The Canes’ hey day was an era where one could arguably count on one hand how many teams were title contenders. Three games into 2015, you can count on one hand how many new teams have already entered the Playoffs picture since the preseason, where they weren’t even in the mix.
Everyone is going after the same thing and the competition is cutthroat. Programs like Alabama have been top dogs the past few years, yet three weeks into a new season might’ve already played themselves out of contention.
The old adage of losing early and winning late; that might not even be enough anymore as the talent level has been ratcheted-up several notches and a handful of teams are due to go wire-to-wire.
So much talk about winning the Coastal Division as some form of a benchmark; as well as setting and over/under on wins.
Fact is, the Canes could conceivably go 10-2 and still not represent the division due to scheduling. On paper, seeing Georgia Tech lose to Duke might’ve felt like a win—but in reality, it wasn’t.
The Yellow Jackets still travel to Clemson, Virginia and Miami, while hosting Florida State, North Carolina, Virginia Tech and Pittsburgh, in conference.
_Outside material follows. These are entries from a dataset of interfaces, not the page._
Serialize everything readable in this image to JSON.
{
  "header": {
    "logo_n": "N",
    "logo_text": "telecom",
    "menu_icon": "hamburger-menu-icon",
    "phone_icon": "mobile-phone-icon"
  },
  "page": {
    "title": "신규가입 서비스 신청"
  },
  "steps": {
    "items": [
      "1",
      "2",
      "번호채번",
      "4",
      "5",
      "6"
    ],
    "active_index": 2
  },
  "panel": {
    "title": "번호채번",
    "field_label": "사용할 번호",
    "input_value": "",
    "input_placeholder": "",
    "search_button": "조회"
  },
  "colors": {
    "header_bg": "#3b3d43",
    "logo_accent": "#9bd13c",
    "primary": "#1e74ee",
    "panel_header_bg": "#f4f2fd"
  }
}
Translation; they’ll lose again along the day.
Meanwhile, the Blue Devils get an Atlantic break with Boston College and Wake Forest this year, while Miami gets Florida State and Clemson. The rest of Duke’s conference action; @Virginia Tech, @North Carolina, Pittsburgh and @Virginia. No guarantees, but looks like a much easier stretch than the Canes or Yellow Jackets will face.
The questions and measurables remain pretty cut and dry for Miami. Prepared for a mid-week road trip to Cincinnati? Ready to go toe-to-toe with Florida State in Tallahassee? Win or lose against the Noles, emotionally ready to host Virginia Tech the following weekend—and Clemson the weekend after that?
What about a late-October road trip to Duke with the Coastal Division title on the line? Virginia visits a week later, then a road trip to North Carolina—where the Tar Heels have given the Canes fits over the years. Georgia Tech treks south a week later; another game-of-the-year type situation in the Coastal, followed by a season-finale at Pittsburgh; where it could theoretically come down to one more conference win for the Canes.
Get better as a program. Take steps forward. Ride out the final three-quarters of the season. Evaluate everything when it’s all said and done.